WORK TO BE COMPLETED: Find each line of the material below in which the word "true" occurs, and return it.
*** Opening RECORDS FOR THIS EXERCISE ***
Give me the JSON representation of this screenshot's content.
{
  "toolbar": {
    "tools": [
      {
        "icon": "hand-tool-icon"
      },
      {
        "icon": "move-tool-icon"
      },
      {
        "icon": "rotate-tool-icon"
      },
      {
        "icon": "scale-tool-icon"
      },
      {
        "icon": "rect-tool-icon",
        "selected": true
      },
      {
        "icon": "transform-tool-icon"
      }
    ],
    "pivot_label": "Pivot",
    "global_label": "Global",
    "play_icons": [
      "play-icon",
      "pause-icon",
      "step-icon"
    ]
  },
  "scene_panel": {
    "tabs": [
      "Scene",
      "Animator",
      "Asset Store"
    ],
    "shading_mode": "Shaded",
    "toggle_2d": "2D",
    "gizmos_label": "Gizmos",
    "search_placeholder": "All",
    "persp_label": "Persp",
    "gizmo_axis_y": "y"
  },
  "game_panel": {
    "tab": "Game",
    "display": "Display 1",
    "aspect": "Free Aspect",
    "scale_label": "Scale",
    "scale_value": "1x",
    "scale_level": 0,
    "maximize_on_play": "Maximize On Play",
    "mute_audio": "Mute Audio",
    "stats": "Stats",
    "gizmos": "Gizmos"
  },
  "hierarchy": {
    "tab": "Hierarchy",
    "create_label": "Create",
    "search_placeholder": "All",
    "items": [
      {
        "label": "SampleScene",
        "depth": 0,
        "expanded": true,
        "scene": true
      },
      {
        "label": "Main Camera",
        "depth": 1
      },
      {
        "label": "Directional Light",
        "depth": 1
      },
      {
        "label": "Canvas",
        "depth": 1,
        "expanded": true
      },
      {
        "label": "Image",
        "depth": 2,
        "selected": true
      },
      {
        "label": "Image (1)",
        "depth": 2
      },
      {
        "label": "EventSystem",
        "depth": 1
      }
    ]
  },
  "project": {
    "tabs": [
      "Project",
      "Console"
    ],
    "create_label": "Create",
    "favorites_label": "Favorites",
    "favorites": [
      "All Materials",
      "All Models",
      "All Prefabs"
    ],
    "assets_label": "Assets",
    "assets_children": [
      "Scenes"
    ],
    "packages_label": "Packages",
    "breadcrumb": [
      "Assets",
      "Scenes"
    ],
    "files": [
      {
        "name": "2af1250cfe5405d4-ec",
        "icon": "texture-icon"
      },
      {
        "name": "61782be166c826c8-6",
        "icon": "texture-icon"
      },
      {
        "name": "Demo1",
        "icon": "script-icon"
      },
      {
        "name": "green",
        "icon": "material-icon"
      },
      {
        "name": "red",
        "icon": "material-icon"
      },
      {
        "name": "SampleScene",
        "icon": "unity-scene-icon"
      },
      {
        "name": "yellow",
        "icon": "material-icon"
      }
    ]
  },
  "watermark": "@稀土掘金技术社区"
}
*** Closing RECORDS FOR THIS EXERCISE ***
TASK RESPONSE:
        "selected": true
        "expanded": true,
        "scene": true
        "expanded": true
        "selected": true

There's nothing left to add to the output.